Work instruction:
Look through the listing below and report the lines that have the word "name" in them.

==================================================

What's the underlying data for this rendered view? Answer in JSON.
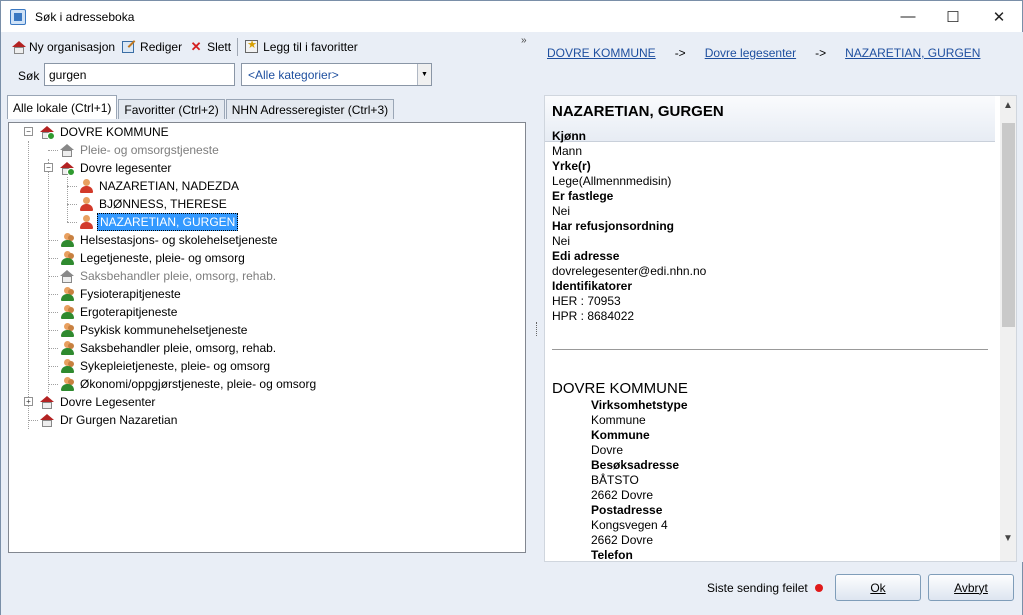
{
  "window": {
    "title": "Søk i adresseboka"
  },
  "toolbar": {
    "new_org": "Ny organisasjon",
    "edit": "Rediger",
    "delete": "Slett",
    "favorite": "Legg til i favoritter",
    "overflow": "»"
  },
  "search": {
    "label": "Søk",
    "value": "gurgen",
    "category": "<Alle kategorier>"
  },
  "tabs": [
    "Alle lokale (Ctrl+1)",
    "Favoritter (Ctrl+2)",
    "NHN Adresseregister (Ctrl+3)"
  ],
  "tree": {
    "root": "DOVRE KOMMUNE",
    "pleie": "Pleie- og omsorgstjeneste",
    "legesenter": "Dovre legesenter",
    "p1": "NAZARETIAN, NADEZDA",
    "p2": "BJØNNESS, THERESE",
    "p3": "NAZARETIAN, GURGEN",
    "s1": "Helsestasjons- og skolehelsetjeneste",
    "s2": "Legetjeneste, pleie- og omsorg",
    "s3": "Saksbehandler pleie, omsorg, rehab.",
    "s4": "Fysioterapitjeneste",
    "s5": "Ergoterapitjeneste",
    "s6": "Psykisk kommunehelsetjeneste",
    "s7": "Saksbehandler pleie, omsorg, rehab.",
    "s8": "Sykepleietjeneste, pleie- og omsorg",
    "s9": "Økonomi/oppgjørstjeneste, pleie- og omsorg",
    "r2": "Dovre Legesenter",
    "r3": "Dr Gurgen Nazaretian"
  },
  "breadcrumb": {
    "c1": "DOVRE KOMMUNE",
    "c2": "Dovre legesenter",
    "c3": "NAZARETIAN, GURGEN",
    "sep": "->"
  },
  "detail": {
    "name": "NAZARETIAN, GURGEN",
    "kjonn_label": "Kjønn",
    "kjonn": "Mann",
    "yrke_label": "Yrke(r)",
    "yrke": "Lege(Allmennmedisin)",
    "fastlege_label": "Er fastlege",
    "fastlege": "Nei",
    "refusjon_label": "Har refusjonsordning",
    "refusjon": "Nei",
    "edi_label": "Edi adresse",
    "edi": "dovrelegesenter@edi.nhn.no",
    "id_label": "Identifikatorer",
    "her": "HER : 70953",
    "hpr": "HPR : 8684022"
  },
  "org": {
    "name": "DOVRE KOMMUNE",
    "type_label": "Virksomhetstype",
    "type": "Kommune",
    "kommune_label": "Kommune",
    "kommune": "Dovre",
    "besok_label": "Besøksadresse",
    "besok1": "BÅTSTO",
    "besok2": "2662 Dovre",
    "post_label": "Postadresse",
    "post1": "Kongsvegen 4",
    "post2": "2662 Dovre",
    "tlf_label": "Telefon"
  },
  "footer": {
    "status": "Siste sending feilet",
    "ok": "Ok",
    "cancel": "Avbryt"
  },
  "colors": {
    "link": "#1e4f9f",
    "selection": "#3399ff",
    "error_dot": "#e01a1a"
  }
}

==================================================

Solved problem:
    "name": "NAZARETIAN, GURGEN",
    "name": "DOVRE KOMMUNE",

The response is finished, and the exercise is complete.